Rise of cloud services has credit unions on edge
Credit unions have a lot of angst about moving data into the cloud but they may be utilizing this technology more than they realize.
Financial services is increasingly a data-driven business, and it’s expensive to set up data centers and store information on hard drives. In recent years, more businesses have contracted with cloud storage service companies to host their data.
However, that has brought about a new type of risk. Three providers — Amazon Web Services, Microsoft Azure and Google Cloud — dominate the market. Credit unions must carefully vet potential providers to ensure that their data is being properly secured.
“Most organizations, particularly financial institutions, are using more cloud services than they realize because many vendors are transmitting data through the cloud,” said Doug Brush, vice president of cybersecurity solutions at Special Counsel, a legal consulting firm.
Credit unions face several cybersecurity challenges in the cloud, such as trying to figure out how to implement micro-segmentation so workloads are not all on a single flat network that can all talk to one another, patch and vulnerability management in a shared-responsibility model, and how to implement data loss prevention solutions in cloud workloads, said Alissa Knight, senior analyst for Aite Group. When something goes wrong, they have to perform digital forensics on compromised workloads, she said.
“Monolithic applications are moving to microservices and an API-first world,” Knight said, explaining application programming Interfaces make features or data available to API consumers who are authenticated and authorized to access those features or data. “Think of APIs as like the electrical socket in your home. You can connect a blow dryer, iPhone, KitchenAid mixer to it – it doesn’t care. Nor does the back-end electricity provider. APIs simply provide data from the back end and it doesn’t matter if it’s a web app, mobile app – it can be anything.”
Companies such as Amazon and Microsoft do a lot to protect the data they store but “they are not going to do it all,” Brush said. Capital One’s data breach, which exposed the information of more than 100 million accounts and credit card applicants earlier this year, is an example of potential security issues. A former employee of Amazon Web Services, the cloud hosting service Capital One was using, is accused of exploiting an issue with the web application firewall to access the information.
“Organizations still have to consider regular testing, proper identity and access management – making sure those are configured correctly,” Brush said. “Systems need to be tested regularly to make sure someone cannot do [a similar exploitation]. It was a misconfiguration that could have happened to anyone, but after it happened people piled on cloud services. Fundamentally, Amazon said it did everything it could, but it is up to the credit union to do regular security testing.”
Sherry Wu, vice president of IT for the $942 million-asset University of Michigan Credit Union in Ann Arbor, Mich., said from the perspective of her credit union, and the small sample of people she speaks with, the risk is higher for financial institutions than other types of companies because the industry is responsible for financial information.
There is a long list of questions CUs must ask to fully understand how a cloud services company handles security, including the type of data that will be stored in the cloud, where in the cloud the information will be held and whether the company’s data center is in the United States.
"The storage of member data is much more of a concern than general data,” Wu said. “If all of the storage locations are in the U.S., that would be fine, but you don’t want one location in the U.S. and another international.
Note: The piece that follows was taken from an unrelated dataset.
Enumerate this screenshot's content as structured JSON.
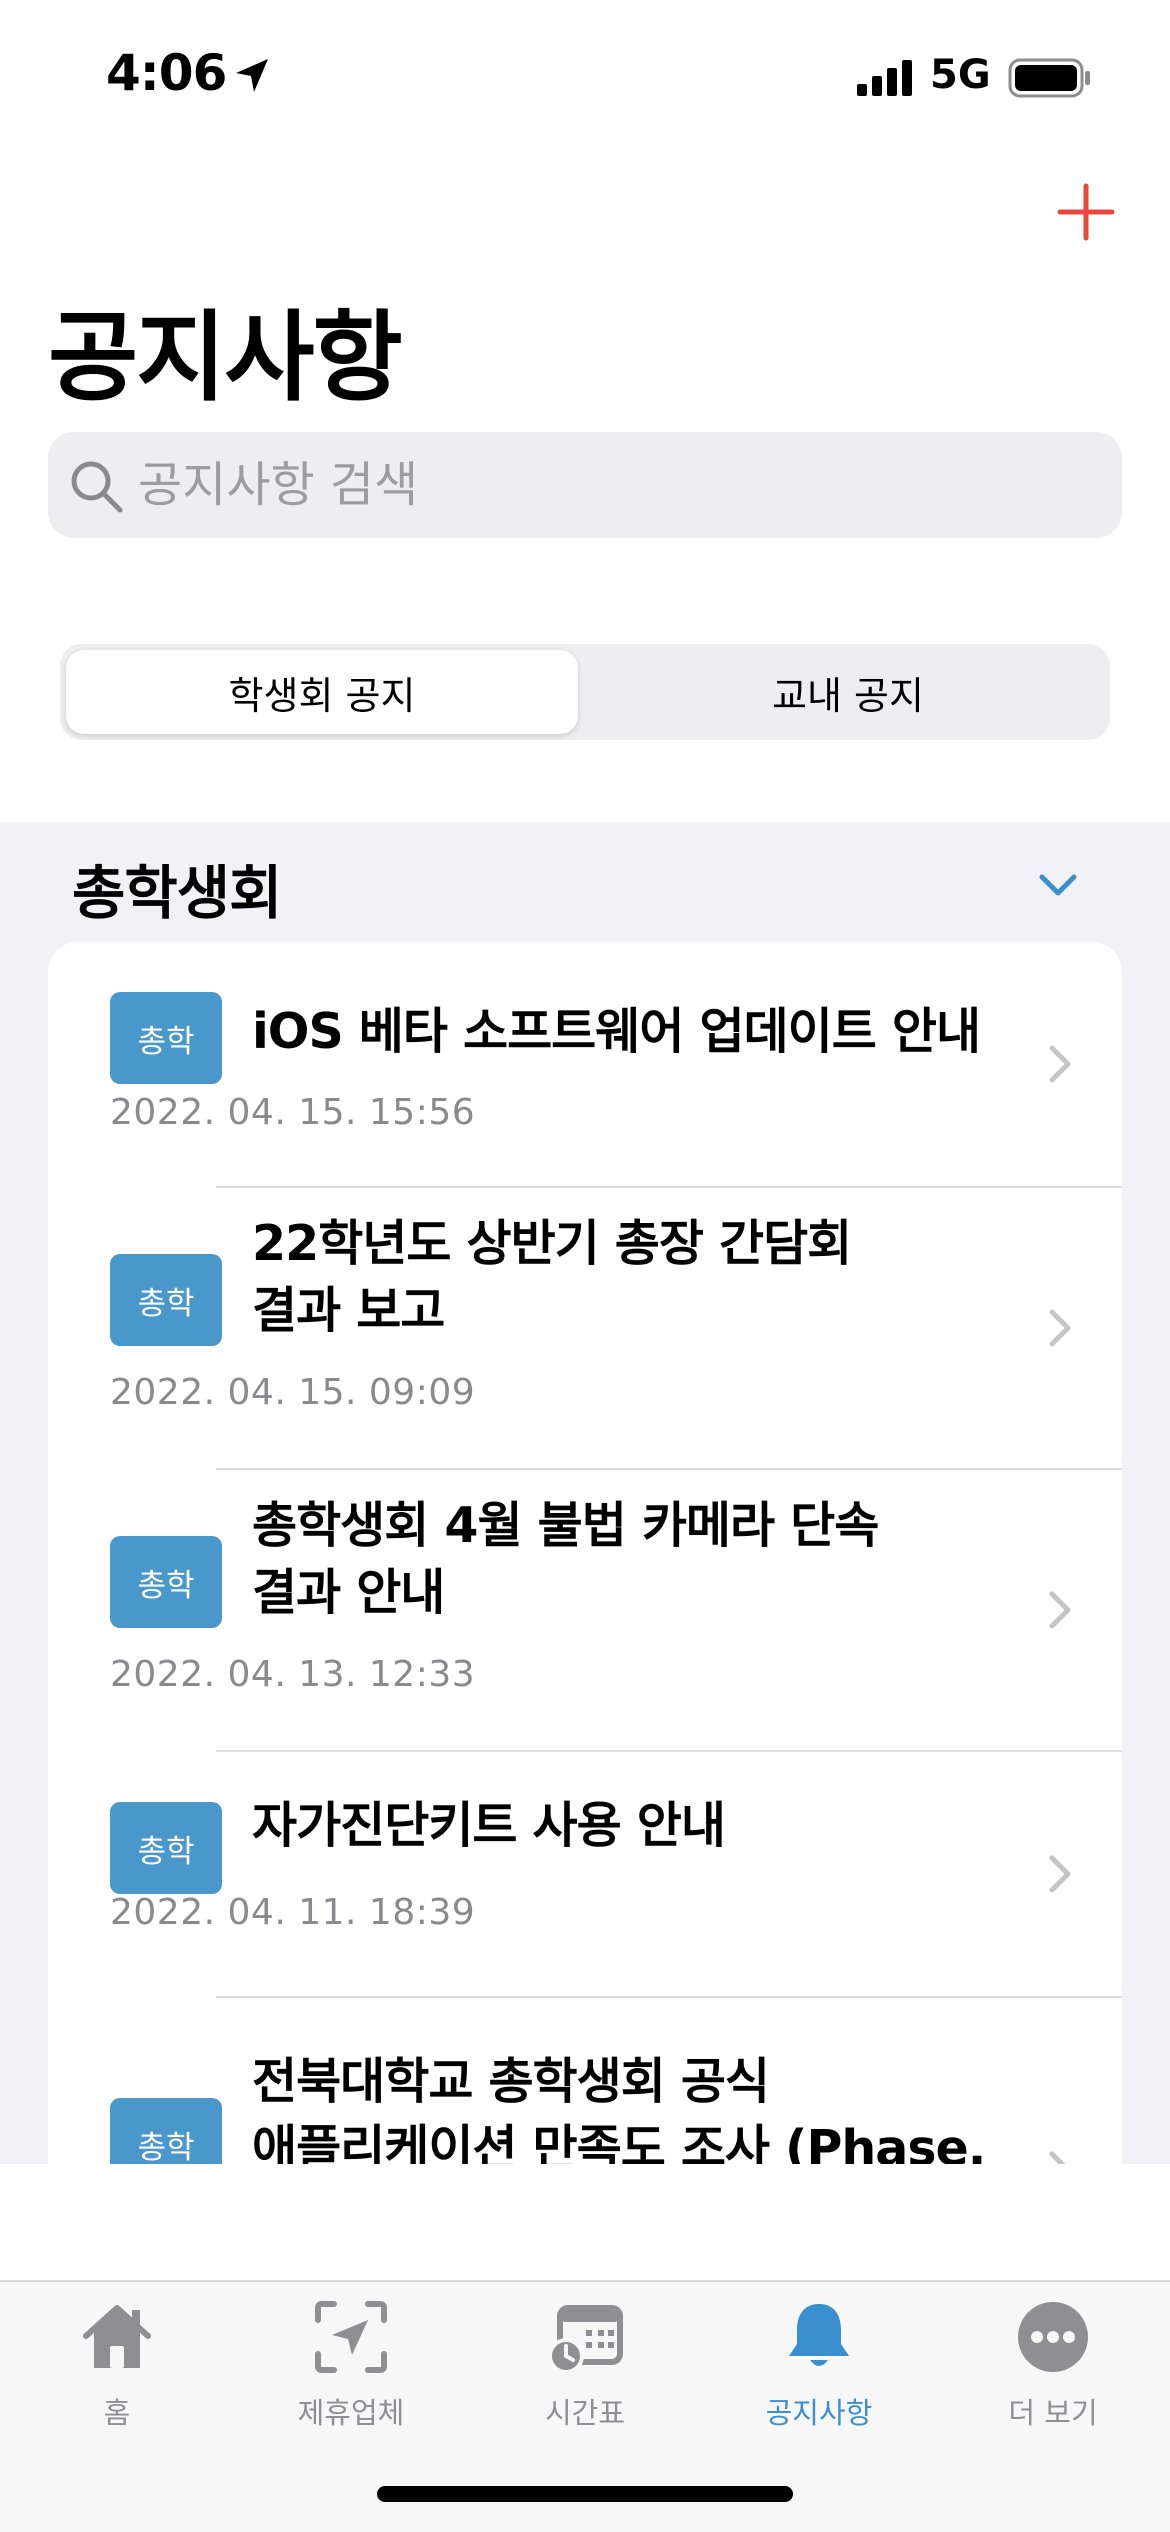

Different countries have different regulations regarding data security. We know how U.S. companies handle data, but we don’t know how other countries do.”
It is also important to find out how the cloud service company will address regulatory requirements for encryption and who has access to the data per the company’s controls.
Cloud security best practices
Brush said for the most part, decisions on CUs using cloud services will be made on an individual basis and by state and national regulations. He recommended CUs carefully review issues of data ownership and control, and compare the contracts of one cloud provider versus another.
“Be sure to ask what the rules of engagement are when moving from one provider to another,” he said. “When you move, you get charged on the way out, and there are access management considerations that take a lot of effort.”
Aite Group’s Knight suggested CUs need to perform static and dynamic code analysis of their applications running in their cloud service providers, ensuring those companies perform regular penetration testing. She said API security gateways should be used to interdict and inspect traffic going to and from API servers.
“Additionally, credit unions should be removing legacy antivirus solutions and instead relying on newer technologies for endpoint security in the cloud, such as endpoint detection and response solutions that leverage machine learning,” Knight said.
Wu said University of Michigan CU continues to evaluate cloud services on a case-by-case basis, determining whether a particular service makes sense.
“We look at how data is stored and accessed. We believe in using a mixture of holding data on the premises and in the cloud,” she said. “Make sure the cloud service company complies with your credit union’s data security requirements, and review the disaster recovery procedures for the cloud services company.”